Settling into university life is always going to be a big step. But I encourage you on four things. The first is to reach out of your comfort zone and to go to events and societies that you love. This will increase your chances of finding true friends and communities not only in college and with your course mates, but in more places than you could have known! Secondly, throughout first year you must never compare your work ethic, work and how you appear, to anyone else. You can’t know what people do or how they work when they’re alone, and you don’t need to! Thirdly, keep your dignity and self esteem close- true friends will accept you for who you are and won’t pressure you or look down on you for not going to or doing things you don’t want to do. Finally, enjoy yourself and get involved with good causes and teams. I personally loved playing netball for my college and I rowed for two terms (before the 6am starts began to get old lol) as well as other things. Your university years are full of so many opportunities and studying is only one (okay maybe significant) part of it! Cambridge for me was quite unreal because I never digested the fact that I was there quite fully. It may not be the most diverse place, but I realised that people like you and I are the reason it will become so.

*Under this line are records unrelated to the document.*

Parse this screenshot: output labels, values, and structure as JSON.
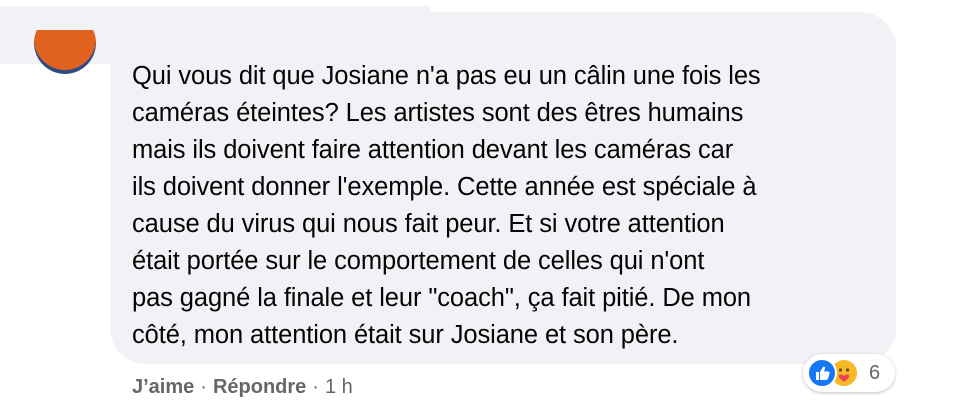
{
  "comment": {
    "text": "Qui vous dit que Josiane n'a pas eu un câlin une fois les\ncaméras éteintes? Les artistes sont des êtres humains\nmais ils doivent faire attention devant les caméras car\nils doivent donner l'exemple. Cette année est spéciale à\ncause du virus qui nous fait peur. Et si votre attention\nétait portée sur le comportement de celles qui n'ont\npas gagné la finale et leur \"coach\", ça fait pitié. De mon\ncôté, mon attention était sur Josiane et son père."
  },
  "actions": {
    "like_label": "J’aime",
    "separator": "·",
    "reply_label": "Répondre",
    "timestamp": "1 h"
  },
  "reactions": {
    "icons": [
      "like-icon",
      "care-icon"
    ],
    "count": "6"
  },
  "colors": {
    "bubble_bg": "#f0f2f5",
    "text": "#050505",
    "secondary_text": "#65676b",
    "like_blue": "#1877f2",
    "care_yellow": "#f7b928",
    "avatar_orange": "#e1621f"
  }
}
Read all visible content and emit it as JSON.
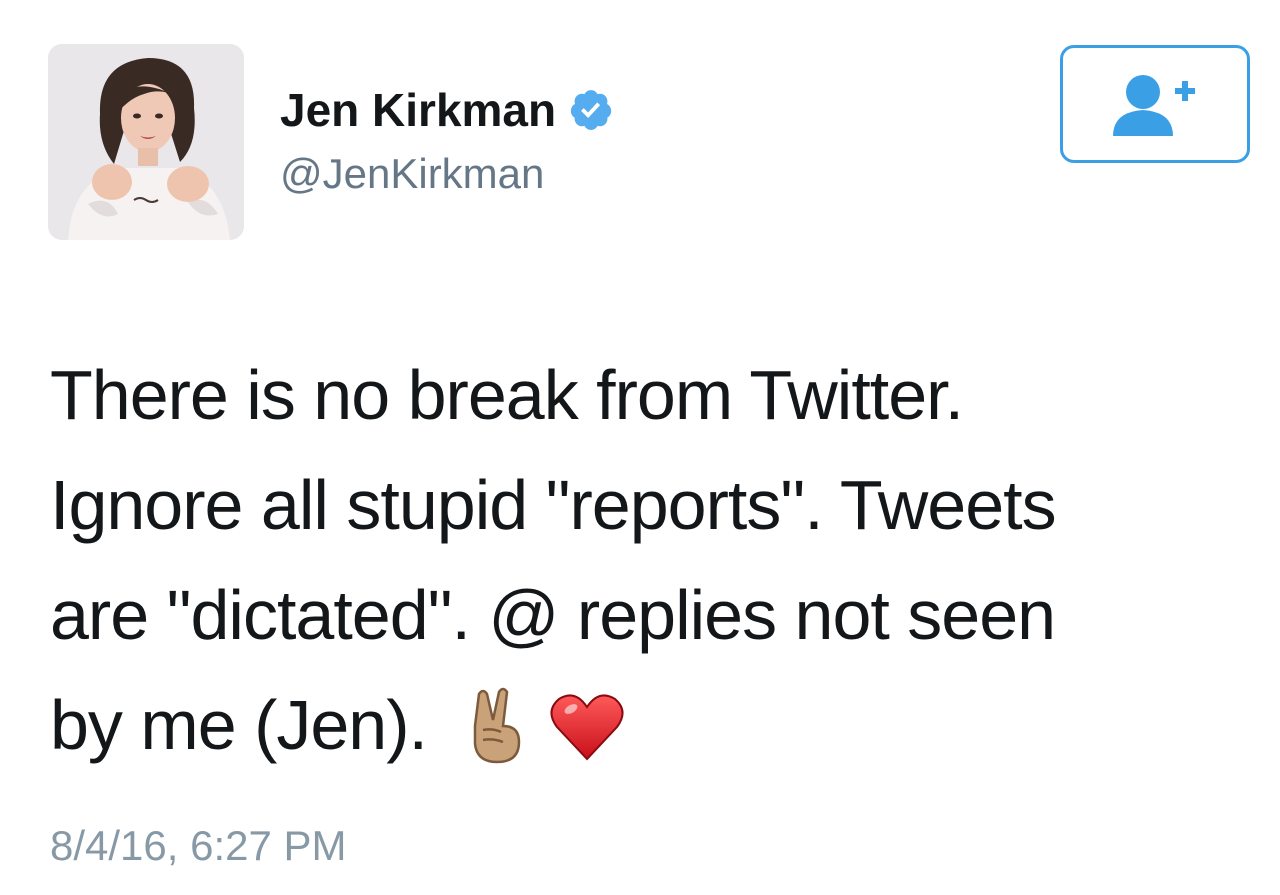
{
  "author": {
    "display_name": "Jen Kirkman",
    "handle": "@JenKirkman",
    "verified": true,
    "avatar_icon": "avatar-photo"
  },
  "follow_button": {
    "icon": "follow-user-plus-icon",
    "color": "#3b9fe6"
  },
  "tweet": {
    "lines": [
      "There is no break from Twitter.",
      "Ignore all stupid \"reports\". Tweets",
      "are \"dictated\". @ replies not seen",
      "by me (Jen)."
    ],
    "emojis": [
      "victory-hand-icon",
      "red-heart-icon"
    ],
    "timestamp": "8/4/16, 6:27 PM"
  },
  "colors": {
    "text": "#14171a",
    "handle": "#657786",
    "timestamp": "#8899a6",
    "accent": "#3b9fe6",
    "verified": "#55acee"
  }
}
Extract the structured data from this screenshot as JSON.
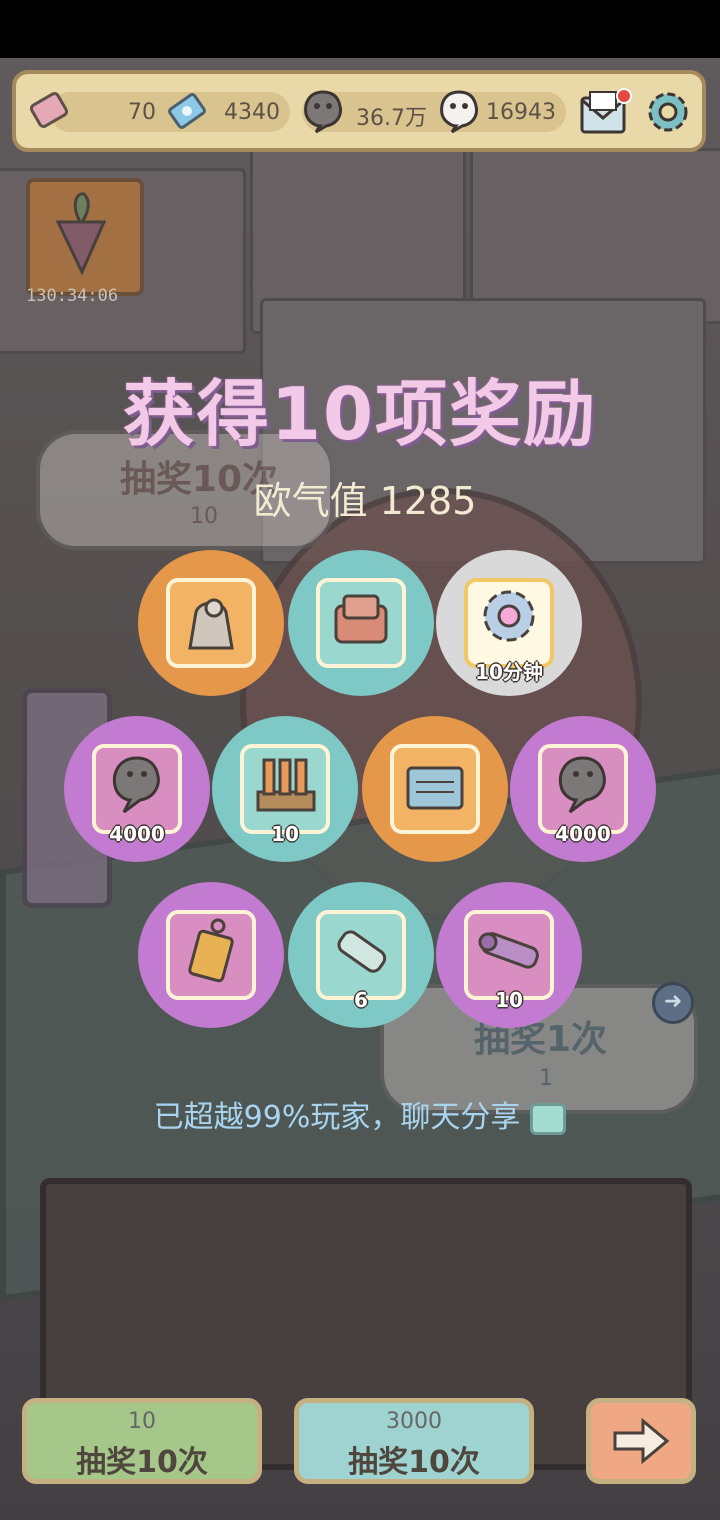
{
  "topbar": {
    "tickets": "70",
    "crystals": "4340",
    "ghost_dark": "36.7万",
    "ghost_white": "16943"
  },
  "timer": "130:34:06",
  "result": {
    "title": "获得10项奖励",
    "luck_label": "欧气值 1285"
  },
  "rewards": [
    {
      "icon": "pieta-statue-icon",
      "color": "orange",
      "qty": ""
    },
    {
      "icon": "throne-chair-icon",
      "color": "teal",
      "qty": ""
    },
    {
      "icon": "gear-boost-icon",
      "color": "white",
      "qty": "10分钟"
    },
    {
      "icon": "dark-ghost-currency-icon",
      "color": "purple",
      "qty": "4000"
    },
    {
      "icon": "tube-machine-icon",
      "color": "teal",
      "qty": "10"
    },
    {
      "icon": "stone-tablet-icon",
      "color": "orange",
      "qty": ""
    },
    {
      "icon": "dark-ghost-currency-icon",
      "color": "purple",
      "qty": "4000"
    },
    {
      "icon": "amulet-icon",
      "color": "purple",
      "qty": ""
    },
    {
      "icon": "scroll-icon",
      "color": "teal",
      "qty": "6"
    },
    {
      "icon": "cannon-icon",
      "color": "purple",
      "qty": "10"
    }
  ],
  "share_text": "已超越99%玩家，聊天分享",
  "bg_left": {
    "label": "抽奖10次",
    "cost": "10"
  },
  "bg_right": {
    "label": "抽奖1次",
    "cost": "1"
  },
  "buttons": {
    "left": {
      "cost": "10",
      "label": "抽奖10次",
      "color": "#a5c88a"
    },
    "mid": {
      "cost": "3000",
      "label": "抽奖10次",
      "color": "#9fd3d1"
    },
    "next": {
      "color": "#f0a884"
    }
  }
}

You will marvel at the old castles and buildings and revel in the gorgeous autumn leaves, winter snow, spring flowers and summer skies because it is such a gorgeous place to be. I will remember the starry Ramadhan nights I was woken up by my friends in college (which was basically every day-they saved me) and our iftaars, whether it be our small ones on the balconies of college, or the bigger ones in the ISoc prayer room. I will remember working until late with friends (because I procrastinated beforehand) and I will remember how we were all so nervous at the start, but how we steadily formed friendships so soon. And in sha Allah, you will remember all this and more too, when reflecting on your first year. (Also there are 3 Muslims on my course out of like 59 of us, and I was expecting there to be none wherever I went, so this was a big deal-never lose hope!)